Part Two – Controlling Natural Lighting : Bouncing and Backlighting
There’s always more than one way to solve a lighting problem. Last month we examined how to turn harsh midday sunlight into beautiful portrait light. We created beauty-style portrait lighting using the sun, a diffusion panel and reflectors. We looked at the worst-case scenario, where the sun is directly overhead and there’s no open shade available, to help us create the more pleasing even lighting generally required for beauty portraits. We used the sun as a key light and softened its harsh midday rays using a diffusion panel above our model, Ashleigh. Next we filled in any unwanted shadows using a white reflector placed below Ashleigh’s waist, creating a classic clamshell lighting pattern with natural light.
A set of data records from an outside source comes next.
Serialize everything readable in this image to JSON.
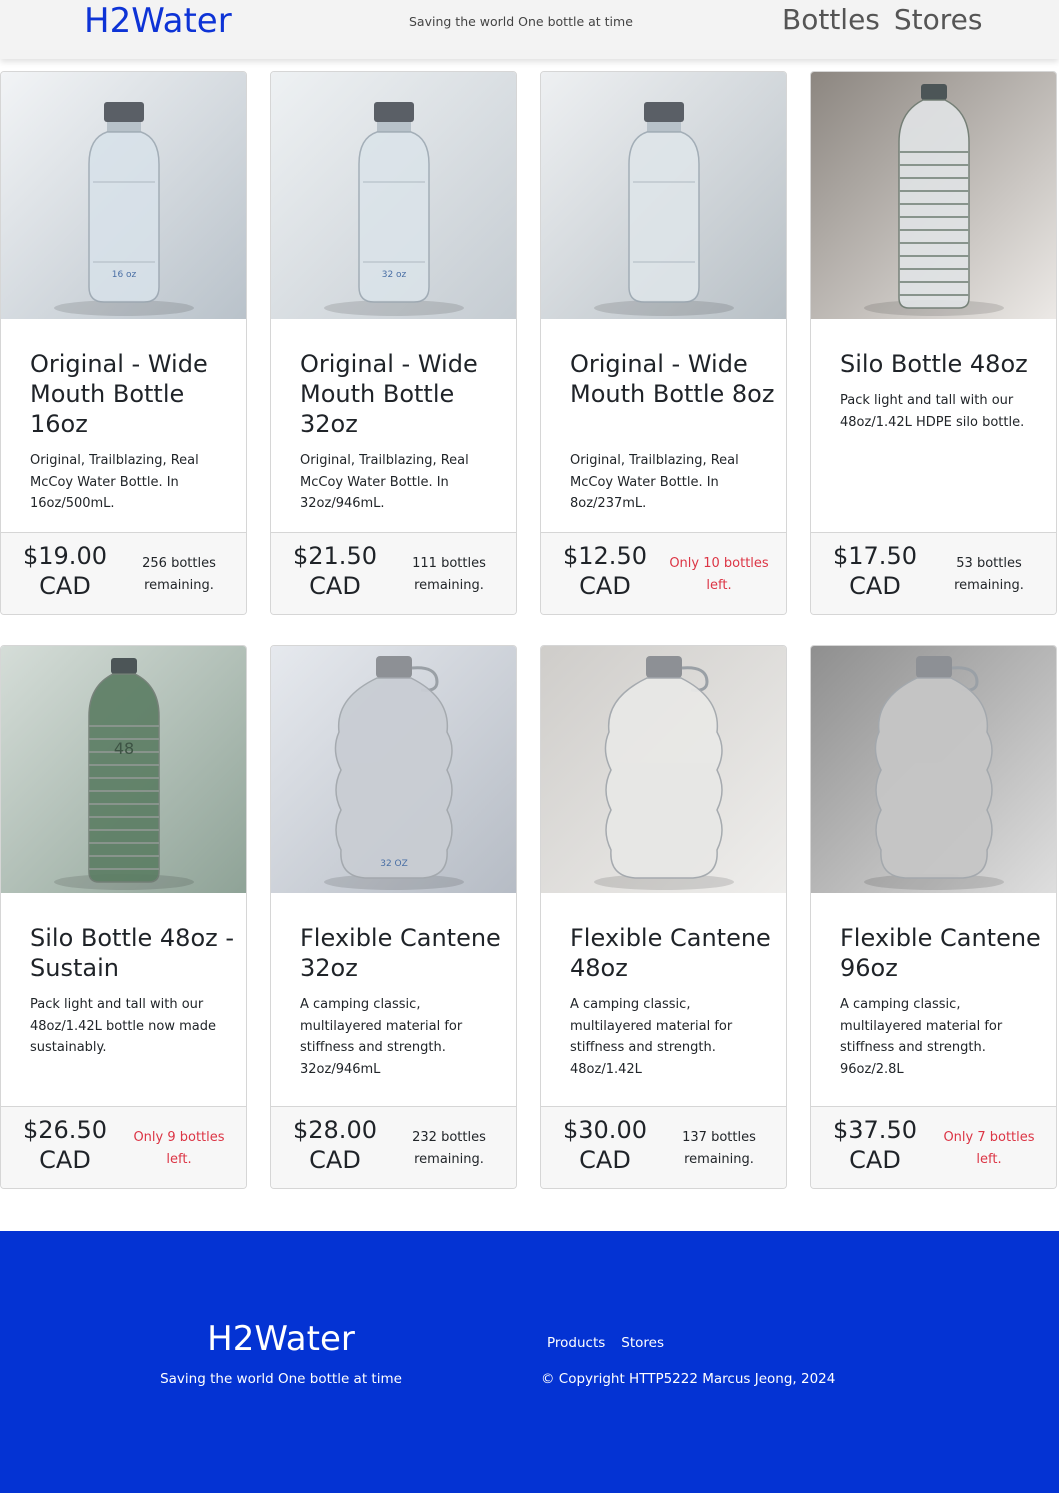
{
  "header": {
    "brand": "H2Water",
    "tagline": "Saving the world One bottle at time",
    "nav": [
      "Bottles",
      "Stores"
    ]
  },
  "products": [
    {
      "title": "Original - Wide Mouth Bottle 16oz",
      "description": "Original, Trailblazing, Real McCoy Water Bottle. In 16oz/500mL.",
      "price": "$19.00 CAD",
      "stock": "256 bottles remaining.",
      "low_stock": false,
      "image_label": "16 oz",
      "bottle_color": "#d8e2ea"
    },
    {
      "title": "Original - Wide Mouth Bottle 32oz",
      "description": "Original, Trailblazing, Real McCoy Water Bottle. In 32oz/946mL.",
      "price": "$21.50 CAD",
      "stock": "111 bottles remaining.",
      "low_stock": false,
      "image_label": "32 oz",
      "bottle_color": "#dbe4ea"
    },
    {
      "title": "Original - Wide Mouth Bottle 8oz",
      "description": "Original, Trailblazing, Real McCoy Water Bottle. In 8oz/237mL.",
      "price": "$12.50 CAD",
      "stock": "Only 10 bottles left.",
      "low_stock": true,
      "image_label": "",
      "bottle_color": "#dfe6ea"
    },
    {
      "title": "Silo Bottle 48oz",
      "description": "Pack light and tall with our 48oz/1.42L HDPE silo bottle.",
      "price": "$17.50 CAD",
      "stock": "53 bottles remaining.",
      "low_stock": false,
      "image_label": "",
      "bottle_color": "#e1e4e6"
    },
    {
      "title": "Silo Bottle 48oz - Sustain",
      "description": "Pack light and tall with our 48oz/1.42L bottle now made sustainably.",
      "price": "$26.50 CAD",
      "stock": "Only 9 bottles left.",
      "low_stock": true,
      "image_label": "48",
      "bottle_color": "#5b7d63"
    },
    {
      "title": "Flexible Cantene 32oz",
      "description": "A camping classic, multilayered material for stiffness and strength. 32oz/946mL",
      "price": "$28.00 CAD",
      "stock": "232 bottles remaining.",
      "low_stock": false,
      "image_label": "32 OZ",
      "bottle_color": "#c9cdd3"
    },
    {
      "title": "Flexible Cantene 48oz",
      "description": "A camping classic, multilayered material for stiffness and strength. 48oz/1.42L",
      "price": "$30.00 CAD",
      "stock": "137 bottles remaining.",
      "low_stock": false,
      "image_label": "",
      "bottle_color": "#e8e8e6"
    },
    {
      "title": "Flexible Cantene 96oz",
      "description": "A camping classic, multilayered material for stiffness and strength. 96oz/2.8L",
      "price": "$37.50 CAD",
      "stock": "Only 7 bottles left.",
      "low_stock": true,
      "image_label": "",
      "bottle_color": "#c6c6c6"
    }
  ],
  "footer": {
    "brand": "H2Water",
    "tagline": "Saving the world One bottle at time",
    "links": [
      "Products",
      "Stores"
    ],
    "copyright": "© Copyright HTTP5222 Marcus Jeong, 2024"
  },
  "colors": {
    "brand_blue": "#0433d3",
    "low_stock_red": "#dc3545"
  }
}
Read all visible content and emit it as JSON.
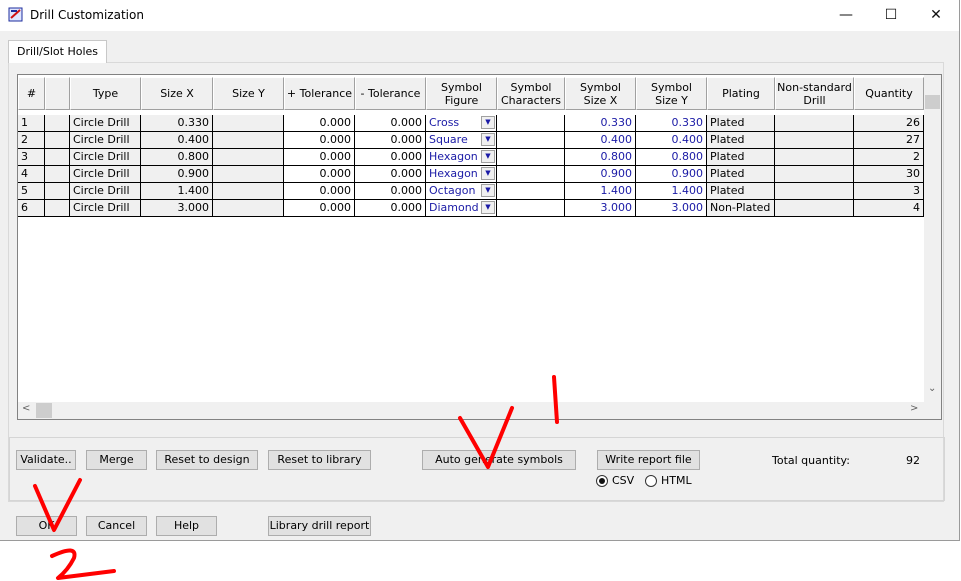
{
  "window": {
    "title": "Drill Customization",
    "controls": {
      "minimize": "—",
      "maximize": "☐",
      "close": "✕"
    }
  },
  "tabs": [
    {
      "label": "Drill/Slot Holes",
      "selected": true
    }
  ],
  "table": {
    "headers": [
      "#",
      "",
      "Type",
      "Size X",
      "Size Y",
      "+ Tolerance",
      "- Tolerance",
      "Symbol\nFigure",
      "Symbol\nCharacters",
      "Symbol\nSize X",
      "Symbol\nSize Y",
      "Plating",
      "Non-standard\nDrill",
      "Quantity"
    ],
    "rows": [
      {
        "num": "1",
        "type": "Circle Drill",
        "size_x": "0.330",
        "size_y": "",
        "plus_tol": "0.000",
        "minus_tol": "0.000",
        "symbol_figure": "Cross",
        "symbol_chars": "",
        "symbol_size_x": "0.330",
        "symbol_size_y": "0.330",
        "plating": "Plated",
        "non_standard": "",
        "quantity": "26"
      },
      {
        "num": "2",
        "type": "Circle Drill",
        "size_x": "0.400",
        "size_y": "",
        "plus_tol": "0.000",
        "minus_tol": "0.000",
        "symbol_figure": "Square",
        "symbol_chars": "",
        "symbol_size_x": "0.400",
        "symbol_size_y": "0.400",
        "plating": "Plated",
        "non_standard": "",
        "quantity": "27"
      },
      {
        "num": "3",
        "type": "Circle Drill",
        "size_x": "0.800",
        "size_y": "",
        "plus_tol": "0.000",
        "minus_tol": "0.000",
        "symbol_figure": "Hexagon X",
        "symbol_chars": "",
        "symbol_size_x": "0.800",
        "symbol_size_y": "0.800",
        "plating": "Plated",
        "non_standard": "",
        "quantity": "2"
      },
      {
        "num": "4",
        "type": "Circle Drill",
        "size_x": "0.900",
        "size_y": "",
        "plus_tol": "0.000",
        "minus_tol": "0.000",
        "symbol_figure": "Hexagon Y",
        "symbol_chars": "",
        "symbol_size_x": "0.900",
        "symbol_size_y": "0.900",
        "plating": "Plated",
        "non_standard": "",
        "quantity": "30"
      },
      {
        "num": "5",
        "type": "Circle Drill",
        "size_x": "1.400",
        "size_y": "",
        "plus_tol": "0.000",
        "minus_tol": "0.000",
        "symbol_figure": "Octagon",
        "symbol_chars": "",
        "symbol_size_x": "1.400",
        "symbol_size_y": "1.400",
        "plating": "Plated",
        "non_standard": "",
        "quantity": "3"
      },
      {
        "num": "6",
        "type": "Circle Drill",
        "size_x": "3.000",
        "size_y": "",
        "plus_tol": "0.000",
        "minus_tol": "0.000",
        "symbol_figure": "Diamond",
        "symbol_chars": "",
        "symbol_size_x": "3.000",
        "symbol_size_y": "3.000",
        "plating": "Non-Plated",
        "non_standard": "",
        "quantity": "4"
      }
    ]
  },
  "actions": {
    "validate": "Validate..",
    "merge": "Merge",
    "reset_design": "Reset to design",
    "reset_library": "Reset to library",
    "auto_generate": "Auto generate symbols",
    "write_report": "Write report file",
    "total_label": "Total quantity:",
    "total_value": "92",
    "format_csv": "CSV",
    "format_html": "HTML",
    "format_selected": "CSV"
  },
  "footer": {
    "ok": "OK",
    "cancel": "Cancel",
    "help": "Help",
    "library_report": "Library drill report"
  },
  "annotations": {
    "color": "#ff0000",
    "marks": [
      "1",
      "2"
    ]
  }
}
Lastly, an additional reflector was used to create an accent light over Ashleigh’s right shoulder.
But there’s more than one way to skin a cat. As with artificial light, natural light is what you make of it. It’s all about decisions and intent. It’s about how you shape and control the light and which tools you choose to do that with. But with natural light, there are some major differences from artificial light to take into consideration. There are certain constraints that simply don’t exist with artificial light. You can’t move the sun, repositioning it where you want it, and you can’t set its intensity. You have to work with what you’ve got. Your ability to control the sun comes in the form of modifying its light and making informed decisions about what effects can be created and which techniques to use at different times of the day relative to the sun’s position in the sky. The sun’s quality of light at different times of day presents different challenges and yields different results, as well as opportunities.